Students who have attended the trips have learned skills such as framing houses, roofing, siding and inserting HVAC’s. The affiliates keep a close eye on the students during the process, but students are definitely working to complete the tasks given to them on their own.

“Working with your hands is a great opportunity and most college students don’t get that opportunity,” Eggenberger said. “I hope that students take away how much of a big deal having a home is and having stable housing.”
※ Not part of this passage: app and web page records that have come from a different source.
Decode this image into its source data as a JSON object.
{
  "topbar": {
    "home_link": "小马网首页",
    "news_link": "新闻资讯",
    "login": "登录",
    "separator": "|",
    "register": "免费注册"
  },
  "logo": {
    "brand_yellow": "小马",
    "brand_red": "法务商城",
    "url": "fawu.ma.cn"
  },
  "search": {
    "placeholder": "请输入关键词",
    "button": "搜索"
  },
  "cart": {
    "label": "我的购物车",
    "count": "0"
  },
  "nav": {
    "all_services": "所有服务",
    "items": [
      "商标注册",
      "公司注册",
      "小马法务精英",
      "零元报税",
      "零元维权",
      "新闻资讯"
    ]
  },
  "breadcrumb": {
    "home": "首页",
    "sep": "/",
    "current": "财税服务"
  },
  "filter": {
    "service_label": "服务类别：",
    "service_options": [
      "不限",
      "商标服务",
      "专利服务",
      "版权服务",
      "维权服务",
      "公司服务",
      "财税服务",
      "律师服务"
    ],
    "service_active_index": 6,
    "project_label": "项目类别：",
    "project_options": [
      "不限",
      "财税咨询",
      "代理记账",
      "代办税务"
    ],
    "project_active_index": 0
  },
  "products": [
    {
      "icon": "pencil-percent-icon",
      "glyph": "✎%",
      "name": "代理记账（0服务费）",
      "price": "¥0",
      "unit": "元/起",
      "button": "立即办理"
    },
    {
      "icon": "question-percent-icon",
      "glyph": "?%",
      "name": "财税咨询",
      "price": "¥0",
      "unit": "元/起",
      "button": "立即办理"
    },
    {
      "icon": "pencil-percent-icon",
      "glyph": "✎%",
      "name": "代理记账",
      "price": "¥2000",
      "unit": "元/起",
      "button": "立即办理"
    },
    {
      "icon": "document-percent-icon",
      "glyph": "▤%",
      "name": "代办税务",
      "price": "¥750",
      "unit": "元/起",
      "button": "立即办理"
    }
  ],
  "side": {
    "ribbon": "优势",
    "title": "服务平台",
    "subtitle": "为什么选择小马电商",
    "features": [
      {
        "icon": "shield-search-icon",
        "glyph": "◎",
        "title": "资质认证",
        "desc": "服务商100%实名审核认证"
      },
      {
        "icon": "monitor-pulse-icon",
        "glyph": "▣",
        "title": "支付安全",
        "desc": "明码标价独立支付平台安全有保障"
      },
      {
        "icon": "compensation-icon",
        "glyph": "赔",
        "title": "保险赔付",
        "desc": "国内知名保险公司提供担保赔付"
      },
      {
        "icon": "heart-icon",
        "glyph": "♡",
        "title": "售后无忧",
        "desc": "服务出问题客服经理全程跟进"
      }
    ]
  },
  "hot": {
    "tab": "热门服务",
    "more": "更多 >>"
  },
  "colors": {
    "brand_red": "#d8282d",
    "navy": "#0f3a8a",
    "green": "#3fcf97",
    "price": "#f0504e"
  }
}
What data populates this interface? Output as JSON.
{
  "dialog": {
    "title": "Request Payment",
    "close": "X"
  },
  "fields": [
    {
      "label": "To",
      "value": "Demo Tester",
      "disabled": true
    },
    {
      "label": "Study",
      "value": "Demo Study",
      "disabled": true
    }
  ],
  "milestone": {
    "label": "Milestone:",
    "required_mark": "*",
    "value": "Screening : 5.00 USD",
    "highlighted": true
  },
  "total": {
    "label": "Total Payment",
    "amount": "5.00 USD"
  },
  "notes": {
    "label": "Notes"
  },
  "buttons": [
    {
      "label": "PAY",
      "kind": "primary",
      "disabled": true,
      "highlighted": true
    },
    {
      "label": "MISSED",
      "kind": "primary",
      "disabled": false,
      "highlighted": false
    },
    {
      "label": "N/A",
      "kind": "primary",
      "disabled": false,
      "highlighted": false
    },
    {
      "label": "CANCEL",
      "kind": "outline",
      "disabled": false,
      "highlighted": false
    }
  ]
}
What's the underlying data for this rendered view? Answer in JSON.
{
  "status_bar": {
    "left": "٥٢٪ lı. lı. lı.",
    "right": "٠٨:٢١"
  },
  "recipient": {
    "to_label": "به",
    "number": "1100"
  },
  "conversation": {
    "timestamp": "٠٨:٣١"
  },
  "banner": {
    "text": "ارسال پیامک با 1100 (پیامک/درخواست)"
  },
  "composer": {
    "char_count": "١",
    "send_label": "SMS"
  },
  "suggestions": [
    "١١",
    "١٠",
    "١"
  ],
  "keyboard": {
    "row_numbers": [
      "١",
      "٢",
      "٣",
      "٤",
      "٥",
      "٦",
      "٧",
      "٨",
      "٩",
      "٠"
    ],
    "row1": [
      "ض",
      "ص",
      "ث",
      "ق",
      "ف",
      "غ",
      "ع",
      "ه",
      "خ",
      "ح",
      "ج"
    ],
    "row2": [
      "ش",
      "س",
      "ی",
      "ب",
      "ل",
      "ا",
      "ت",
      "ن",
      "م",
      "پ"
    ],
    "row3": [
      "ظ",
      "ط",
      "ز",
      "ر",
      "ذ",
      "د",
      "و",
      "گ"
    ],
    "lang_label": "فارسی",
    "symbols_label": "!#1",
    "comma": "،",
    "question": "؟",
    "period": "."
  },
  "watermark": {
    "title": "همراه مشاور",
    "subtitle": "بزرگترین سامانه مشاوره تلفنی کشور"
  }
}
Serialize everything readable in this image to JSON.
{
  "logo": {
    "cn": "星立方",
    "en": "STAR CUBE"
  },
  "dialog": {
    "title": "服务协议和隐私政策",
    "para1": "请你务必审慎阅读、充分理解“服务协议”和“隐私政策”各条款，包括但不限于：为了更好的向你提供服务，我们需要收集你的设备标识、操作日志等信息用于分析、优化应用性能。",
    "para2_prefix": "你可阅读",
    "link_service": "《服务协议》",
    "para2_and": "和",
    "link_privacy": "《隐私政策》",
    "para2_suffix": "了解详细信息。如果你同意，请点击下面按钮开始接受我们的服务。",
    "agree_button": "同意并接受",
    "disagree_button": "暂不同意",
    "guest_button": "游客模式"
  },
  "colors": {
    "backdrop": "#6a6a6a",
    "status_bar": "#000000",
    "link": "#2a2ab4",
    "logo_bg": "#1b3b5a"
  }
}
In order for a member of Habitat for Humanity to earn a home, they must put in their own “sweat equity” and work on the home that is being built for them or someone’s home. Homeowners are able to learn all that goes into building a house and how to repair their own home. “Half the time we meet the homeowner on site,” Eggenberger said. “At the end of the week, homeowners will sometimes give sharpies to allow volunteers to write messages on the studs of the house.”

Other colleges also travel to the locations to volunteer and help the homes come together.

“This is also the first year we are volunteering with other colleges,” said junior international affairs major Caitriona Cobb. “It’ll be a new experience.”

Junior marine conservation major, Kelsey Stanbro, is also looking forward to the trip. “I’m really excited for the experience as a whole and all the memories that our group will make, but most importantly to be able to give a family a home at the end of it,” Stanbro said.

If you are interested in viewing what the students are up to during their trips this spring break, visit COAR’s tumblr page where they will be adding daily updates. COAR is also planning a trip for this coming May.

Students will also be attending alternate spring breaks with departments such as geography, visiting Guatemala, biological sciences, visiting the Galapagos Islands, and modern languages and literature, visiting Montreal and Quebec City. Students will be experiencing and learning about their environments, while engaging in fun activities. Biological sciences department chair, Andrew Dolby, hopes that students acquire an “appreciation for natural resources and challenges associated with maintaining them.”

To find more information on these trips, visit